Find a Light is the latest stop on a 25-year journey that, in many ways, began when Starr relocated to Atlanta from Alabama after graduating from high school in 1993. He cycled through a bunch of different bands, but it wasn’t until he met the Turner Brothers (Richard on bass and Brit on drums) that the guitarist started laying down the blueprint for what would become Blackberry Smoke. According to Starr, since they’re blood-related, the Turners can find a groove better than any rhythm section he’s ever worked with. “There was something that felt so good and so right about playing together,” he recalls. By 2000, guitarist Paul Jackson and keyboardist Brandon Still had signed on, completing the Blackberry Smoke lineup. Chris Robinson, another Atlanta classic-rock troubadour, provided the group with their name.

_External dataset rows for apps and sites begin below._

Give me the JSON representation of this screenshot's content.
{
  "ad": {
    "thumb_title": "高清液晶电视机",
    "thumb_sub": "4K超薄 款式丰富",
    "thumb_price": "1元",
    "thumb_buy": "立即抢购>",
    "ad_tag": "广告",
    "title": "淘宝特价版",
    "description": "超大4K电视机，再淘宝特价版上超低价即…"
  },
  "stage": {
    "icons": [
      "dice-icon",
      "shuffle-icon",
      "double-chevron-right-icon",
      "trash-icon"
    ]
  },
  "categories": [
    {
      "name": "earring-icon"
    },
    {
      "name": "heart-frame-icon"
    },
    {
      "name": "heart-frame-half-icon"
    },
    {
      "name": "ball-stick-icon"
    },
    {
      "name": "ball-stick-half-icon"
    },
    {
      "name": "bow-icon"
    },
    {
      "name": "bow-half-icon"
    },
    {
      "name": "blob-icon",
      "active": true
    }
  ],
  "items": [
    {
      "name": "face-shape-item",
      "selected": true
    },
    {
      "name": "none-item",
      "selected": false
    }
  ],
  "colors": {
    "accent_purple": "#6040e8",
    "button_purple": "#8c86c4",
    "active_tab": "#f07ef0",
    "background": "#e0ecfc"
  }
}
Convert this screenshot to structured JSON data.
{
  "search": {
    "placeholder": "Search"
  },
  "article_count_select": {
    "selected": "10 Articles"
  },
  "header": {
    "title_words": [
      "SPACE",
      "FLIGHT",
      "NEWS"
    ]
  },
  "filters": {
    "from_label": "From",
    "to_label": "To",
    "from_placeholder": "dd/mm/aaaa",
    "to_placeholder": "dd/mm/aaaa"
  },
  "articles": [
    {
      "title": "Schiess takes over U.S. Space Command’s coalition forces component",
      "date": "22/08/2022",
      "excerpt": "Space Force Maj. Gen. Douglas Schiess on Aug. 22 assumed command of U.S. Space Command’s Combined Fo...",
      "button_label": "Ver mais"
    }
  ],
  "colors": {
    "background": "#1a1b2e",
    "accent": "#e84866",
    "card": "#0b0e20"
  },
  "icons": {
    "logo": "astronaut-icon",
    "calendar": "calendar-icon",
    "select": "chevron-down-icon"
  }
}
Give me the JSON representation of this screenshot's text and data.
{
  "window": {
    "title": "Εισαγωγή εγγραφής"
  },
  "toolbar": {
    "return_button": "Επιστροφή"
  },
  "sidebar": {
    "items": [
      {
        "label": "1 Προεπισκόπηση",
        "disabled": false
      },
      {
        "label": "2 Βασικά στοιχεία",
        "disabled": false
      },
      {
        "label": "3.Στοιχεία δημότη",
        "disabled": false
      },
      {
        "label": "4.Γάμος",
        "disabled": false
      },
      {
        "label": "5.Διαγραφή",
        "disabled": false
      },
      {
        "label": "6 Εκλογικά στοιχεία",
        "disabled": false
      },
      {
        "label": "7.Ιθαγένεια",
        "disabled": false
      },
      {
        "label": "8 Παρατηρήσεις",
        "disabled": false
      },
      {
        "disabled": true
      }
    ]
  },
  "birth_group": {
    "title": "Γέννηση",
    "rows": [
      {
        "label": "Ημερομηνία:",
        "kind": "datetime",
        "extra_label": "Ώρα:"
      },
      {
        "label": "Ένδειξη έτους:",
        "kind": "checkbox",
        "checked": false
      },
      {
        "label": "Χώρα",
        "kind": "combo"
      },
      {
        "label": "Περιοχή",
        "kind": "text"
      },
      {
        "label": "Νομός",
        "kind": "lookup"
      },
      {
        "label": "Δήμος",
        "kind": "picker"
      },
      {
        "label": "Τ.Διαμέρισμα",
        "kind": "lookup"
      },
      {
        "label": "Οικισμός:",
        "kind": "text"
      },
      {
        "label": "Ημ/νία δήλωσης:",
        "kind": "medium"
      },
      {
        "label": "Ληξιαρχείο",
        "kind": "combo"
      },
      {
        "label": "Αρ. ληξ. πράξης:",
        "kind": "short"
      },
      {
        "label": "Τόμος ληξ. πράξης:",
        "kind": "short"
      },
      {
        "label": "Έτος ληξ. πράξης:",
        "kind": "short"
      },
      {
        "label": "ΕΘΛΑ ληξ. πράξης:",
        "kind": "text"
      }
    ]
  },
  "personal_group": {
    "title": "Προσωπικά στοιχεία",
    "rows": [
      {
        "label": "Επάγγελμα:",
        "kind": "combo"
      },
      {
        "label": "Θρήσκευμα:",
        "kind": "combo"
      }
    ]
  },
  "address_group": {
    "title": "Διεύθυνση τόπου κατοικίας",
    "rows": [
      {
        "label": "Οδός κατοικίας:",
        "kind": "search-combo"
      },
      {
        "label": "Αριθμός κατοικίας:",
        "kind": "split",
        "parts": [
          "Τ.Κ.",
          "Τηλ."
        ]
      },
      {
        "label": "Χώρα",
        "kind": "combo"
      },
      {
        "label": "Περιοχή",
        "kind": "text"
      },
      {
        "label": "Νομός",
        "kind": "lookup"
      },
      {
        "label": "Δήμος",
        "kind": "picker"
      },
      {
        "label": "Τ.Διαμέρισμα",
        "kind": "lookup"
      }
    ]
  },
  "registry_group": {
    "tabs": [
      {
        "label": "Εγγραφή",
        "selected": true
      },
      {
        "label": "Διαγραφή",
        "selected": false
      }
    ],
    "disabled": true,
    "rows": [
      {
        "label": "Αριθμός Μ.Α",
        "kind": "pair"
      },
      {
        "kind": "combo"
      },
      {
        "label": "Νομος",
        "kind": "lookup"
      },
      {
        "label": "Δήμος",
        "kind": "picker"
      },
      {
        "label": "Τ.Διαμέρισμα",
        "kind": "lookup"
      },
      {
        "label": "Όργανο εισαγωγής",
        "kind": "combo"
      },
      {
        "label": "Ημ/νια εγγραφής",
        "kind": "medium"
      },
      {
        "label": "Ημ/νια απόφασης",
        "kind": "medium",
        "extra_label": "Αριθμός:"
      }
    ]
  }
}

In their early years, they bought a used van and toured the country, playing “every shithole between here and Los Angeles.” The way Starr sees it, those lean years, playing for passive, uninterested crowds, gave the band a chance to refine their live performances in a low-pressure setting. Laughing about it now, he remembers one particularly rough night in Albuquerque, N.M. After the band laid out their gear and soundchecked their set, a dodgy club owner who “just didn’t give a shit,” informed them that nobody was going to show up. He paid the band $150 just to pack up their stuff and leave. “I wouldn’t give anything to replace those memories,” Starr says. “We were learning how to tour, how to be a band, how to put together a show and how to carry ourselves.”

When their touring schedule was at its most demanding, Blackberry Smoke was regularly clocking in 250 shows a year. As Starr points out, that kind of rigorous schedule wasn’t only demanding, it was nearly impossible. And it got even more difficult when children started entering the picture. “Doing 250 shows a year is just insane,” he says. “Nobody can keep that kind of pace for very long. We just became a little more picky and choosy about how many shows we play. We try to tour a little smarter.”

Despite gearing up for a big summer tour supporting Find a Light, including marquee dates with JJ Grey & Mofro and Lynyrd Skynyrd, Starr still believes the goal is “letting the music go where it’s gonna go.” Thematically, he argues, the album isn’t political; it’s more of a broad-stroke examination of our culture. “The song, ‘Mother Mountain,’ that ends the record, is maybe the most uplifting song on the whole record,” he says. “It’s sort of, metaphorically speaking: ‘How can we get to higher ground as a culture?’ We have to find our own light.”

This article originally appears in the June 2018 issue of Relix. For more features, interviews, album reviews and more, subscribe here